Today, our focus in grades kindergarten through second was on writing. We were exploring various components of balanced literacy, thinking about ways to continue to grow our writers. In kindergarten, we decided to focus on shared writing as a tool for immersion into a new unit of study. Next week, our kindergarten classes will launch their persuasive writing unit, where they learn that they can use their words to change the world! It’s pretty powerful and fun!
Our kindergarten team identified idea generating as the area that is often most tricky for kids. So, Lisa, our staff developer modeled using shared writing to help the kids brainstorm. They were on fire with ideas for problems they see in their classroom, outside their classroom, and at recess. As soon as the brainstorming was over, the group of teachers moved to another kindergarten class to mirror the same work with a small group of students. As the teachers worked, brainstorming problems, I quickly revised our plan for the rest of the session, so that Lisa could model another shared writing piece.
I ran back to our first classroom to grab the chart paper I had left behind. I was amazed at what I saw when I came through the door. Most of the class was huddled around the easel, where we had left the chart we had just made. They were using post-its to add even more ideas for problems to the chart. They just couldn’t stop. I snapped a few pictures to share with the rest of the group and then hurried back.
As teachers finished up their small groups, generating topics, we informed them of our next plan.

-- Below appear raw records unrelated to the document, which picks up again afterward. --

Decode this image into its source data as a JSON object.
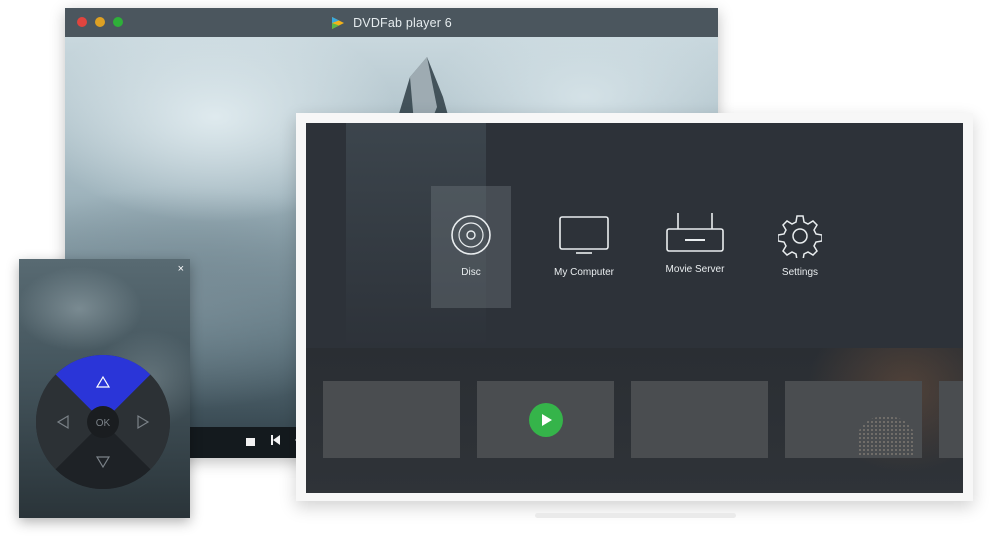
{
  "window": {
    "title": "DVDFab player 6"
  },
  "player_controls": {
    "stop_icon": "stop-icon",
    "prev_icon": "skip-back-icon",
    "rewind_icon": "rewind-icon"
  },
  "home_menu": {
    "items": [
      {
        "label": "Disc",
        "icon": "disc-icon",
        "selected": true
      },
      {
        "label": "My Computer",
        "icon": "monitor-icon",
        "selected": false
      },
      {
        "label": "Movie Server",
        "icon": "router-icon",
        "selected": false
      },
      {
        "label": "Settings",
        "icon": "gear-icon",
        "selected": false
      }
    ]
  },
  "thumbnails": {
    "count_visible": 5,
    "play_icon": "play-icon"
  },
  "remote": {
    "close_glyph": "×",
    "ok_label": "OK",
    "up_icon": "triangle-up-icon",
    "left_icon": "triangle-left-icon",
    "right_icon": "triangle-right-icon",
    "down_icon": "triangle-down-icon"
  },
  "colors": {
    "accent_remote": "#2a35d8",
    "play_green": "#35b44a",
    "titlebar": "#4b565e"
  }
}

While the rest of the class went outside for recess, we were going to keep two volunteer writers in to write a song using one of the brainstormed ideas. This is something they learn to do in their writing unit. Two eager little writers willingly stayed in. They began by choosing a problem they wanted to write about and then thinking about solutions. After talking out ideas and sketching their plans, they hummed the tune to Happy Birthday To You. Then, one line at a time, they drafted the song below, all about convincing others to stop pushing friends at recess. At one point, all the teachers and these two lovely children were all happily singing the words to their new song.
The two new songwriters bounced outside to recess, feeling so proud. As we debriefed all the work that just happened, a kindergarten teacher, new this year to the grade said, “I just can’t believe that this is my job.”
It is pretty amazing.